**Interface dataset entries**
========================================================================

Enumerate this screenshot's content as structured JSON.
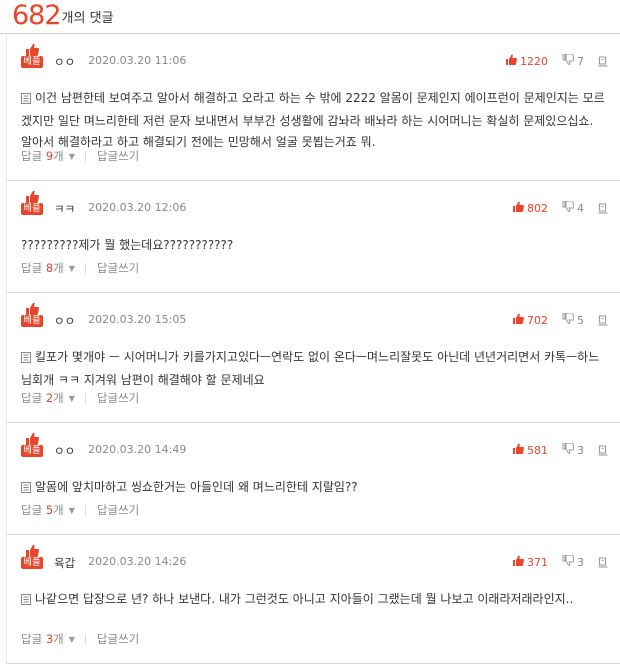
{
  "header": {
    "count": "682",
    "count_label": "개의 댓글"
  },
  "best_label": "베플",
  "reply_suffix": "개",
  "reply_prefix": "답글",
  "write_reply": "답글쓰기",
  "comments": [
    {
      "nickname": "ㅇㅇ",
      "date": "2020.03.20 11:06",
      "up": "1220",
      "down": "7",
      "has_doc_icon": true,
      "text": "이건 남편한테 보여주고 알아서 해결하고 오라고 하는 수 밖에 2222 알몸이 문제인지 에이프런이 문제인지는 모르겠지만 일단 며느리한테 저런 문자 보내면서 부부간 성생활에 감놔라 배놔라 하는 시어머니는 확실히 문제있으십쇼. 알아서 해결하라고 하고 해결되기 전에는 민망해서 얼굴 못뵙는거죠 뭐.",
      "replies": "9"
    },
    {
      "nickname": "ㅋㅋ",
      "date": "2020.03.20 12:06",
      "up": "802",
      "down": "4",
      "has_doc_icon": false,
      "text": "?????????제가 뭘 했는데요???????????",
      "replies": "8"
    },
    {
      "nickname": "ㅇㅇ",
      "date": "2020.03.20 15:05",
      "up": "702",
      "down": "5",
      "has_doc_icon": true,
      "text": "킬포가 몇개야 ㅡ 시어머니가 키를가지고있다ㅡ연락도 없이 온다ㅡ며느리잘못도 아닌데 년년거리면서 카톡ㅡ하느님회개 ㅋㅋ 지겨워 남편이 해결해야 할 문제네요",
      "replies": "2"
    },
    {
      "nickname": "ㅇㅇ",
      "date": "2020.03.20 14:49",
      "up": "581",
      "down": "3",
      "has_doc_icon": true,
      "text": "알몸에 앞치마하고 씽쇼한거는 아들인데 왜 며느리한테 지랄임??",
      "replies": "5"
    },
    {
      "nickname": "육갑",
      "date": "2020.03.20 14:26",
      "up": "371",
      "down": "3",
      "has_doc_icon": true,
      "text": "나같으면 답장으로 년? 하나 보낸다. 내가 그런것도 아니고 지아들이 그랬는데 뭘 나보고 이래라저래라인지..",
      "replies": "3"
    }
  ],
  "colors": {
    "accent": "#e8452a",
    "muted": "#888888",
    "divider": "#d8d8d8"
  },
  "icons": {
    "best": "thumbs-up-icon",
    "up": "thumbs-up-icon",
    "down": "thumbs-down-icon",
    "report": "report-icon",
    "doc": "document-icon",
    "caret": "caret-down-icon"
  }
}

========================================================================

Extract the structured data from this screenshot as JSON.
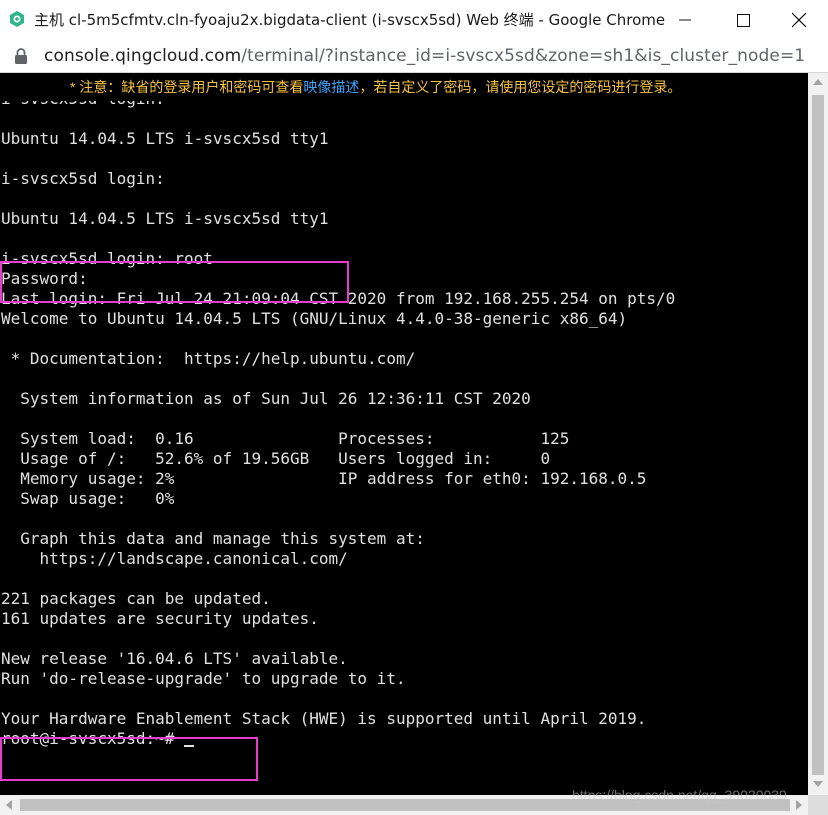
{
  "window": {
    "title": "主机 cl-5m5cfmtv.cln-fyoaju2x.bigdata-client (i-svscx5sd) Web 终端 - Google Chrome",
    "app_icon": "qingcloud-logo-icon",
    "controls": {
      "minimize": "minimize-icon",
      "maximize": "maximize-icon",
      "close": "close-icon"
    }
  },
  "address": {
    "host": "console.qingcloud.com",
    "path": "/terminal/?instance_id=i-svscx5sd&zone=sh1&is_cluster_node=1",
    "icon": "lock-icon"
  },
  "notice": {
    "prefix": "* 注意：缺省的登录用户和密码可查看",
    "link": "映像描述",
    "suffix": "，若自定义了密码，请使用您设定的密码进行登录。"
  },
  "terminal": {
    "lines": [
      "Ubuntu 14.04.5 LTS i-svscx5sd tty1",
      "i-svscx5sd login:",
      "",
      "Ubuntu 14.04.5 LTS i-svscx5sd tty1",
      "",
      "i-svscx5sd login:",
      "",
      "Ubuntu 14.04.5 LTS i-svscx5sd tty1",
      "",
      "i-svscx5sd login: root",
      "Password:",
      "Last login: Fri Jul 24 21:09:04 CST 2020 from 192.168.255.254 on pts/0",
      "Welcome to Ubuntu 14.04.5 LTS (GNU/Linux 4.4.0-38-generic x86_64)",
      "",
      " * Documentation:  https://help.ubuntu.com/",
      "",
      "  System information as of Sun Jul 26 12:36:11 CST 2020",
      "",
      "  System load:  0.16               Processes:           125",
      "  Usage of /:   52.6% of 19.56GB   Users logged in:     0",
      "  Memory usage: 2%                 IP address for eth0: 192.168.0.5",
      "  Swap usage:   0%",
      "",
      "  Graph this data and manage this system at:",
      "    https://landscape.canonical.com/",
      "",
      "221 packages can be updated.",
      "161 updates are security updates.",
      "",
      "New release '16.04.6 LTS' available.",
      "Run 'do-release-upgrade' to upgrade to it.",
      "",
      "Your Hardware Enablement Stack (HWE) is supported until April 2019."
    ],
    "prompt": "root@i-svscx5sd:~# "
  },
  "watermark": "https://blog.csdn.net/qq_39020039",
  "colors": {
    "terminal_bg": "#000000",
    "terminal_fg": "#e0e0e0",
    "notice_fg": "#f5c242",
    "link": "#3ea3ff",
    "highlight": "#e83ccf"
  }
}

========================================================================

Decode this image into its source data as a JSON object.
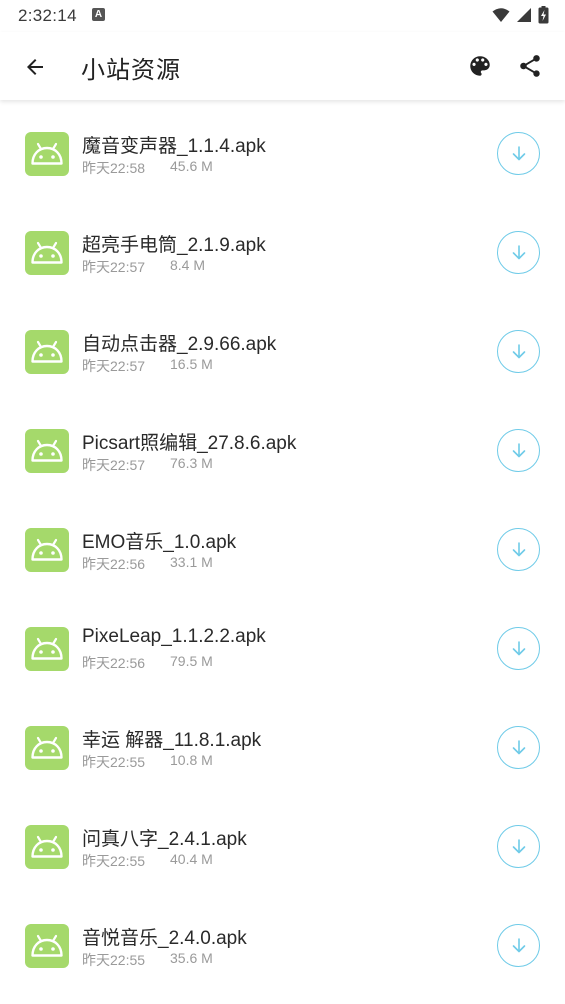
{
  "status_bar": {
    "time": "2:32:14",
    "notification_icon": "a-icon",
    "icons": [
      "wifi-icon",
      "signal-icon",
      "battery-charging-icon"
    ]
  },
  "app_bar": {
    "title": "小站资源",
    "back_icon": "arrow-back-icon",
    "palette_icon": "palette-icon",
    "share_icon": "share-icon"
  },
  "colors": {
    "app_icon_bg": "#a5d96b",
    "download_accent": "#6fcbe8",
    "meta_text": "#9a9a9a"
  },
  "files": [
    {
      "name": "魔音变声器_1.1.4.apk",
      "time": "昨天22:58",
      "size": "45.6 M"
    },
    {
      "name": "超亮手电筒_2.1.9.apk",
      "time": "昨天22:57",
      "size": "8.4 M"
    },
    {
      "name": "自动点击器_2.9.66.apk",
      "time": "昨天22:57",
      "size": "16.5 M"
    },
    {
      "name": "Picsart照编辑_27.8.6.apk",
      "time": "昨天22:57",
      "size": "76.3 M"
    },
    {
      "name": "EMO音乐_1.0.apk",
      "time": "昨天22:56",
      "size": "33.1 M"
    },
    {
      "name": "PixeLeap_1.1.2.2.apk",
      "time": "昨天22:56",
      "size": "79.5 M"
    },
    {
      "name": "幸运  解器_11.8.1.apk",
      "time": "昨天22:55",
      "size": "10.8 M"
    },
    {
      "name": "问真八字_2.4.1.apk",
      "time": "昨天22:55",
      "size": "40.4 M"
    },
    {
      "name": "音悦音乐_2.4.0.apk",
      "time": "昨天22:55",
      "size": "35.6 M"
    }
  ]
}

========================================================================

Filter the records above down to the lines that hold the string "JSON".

Enumerate this screenshot's content as structured JSON.
Extract the structured data from this screenshot as JSON.
Decode this image into its source data as a JSON object.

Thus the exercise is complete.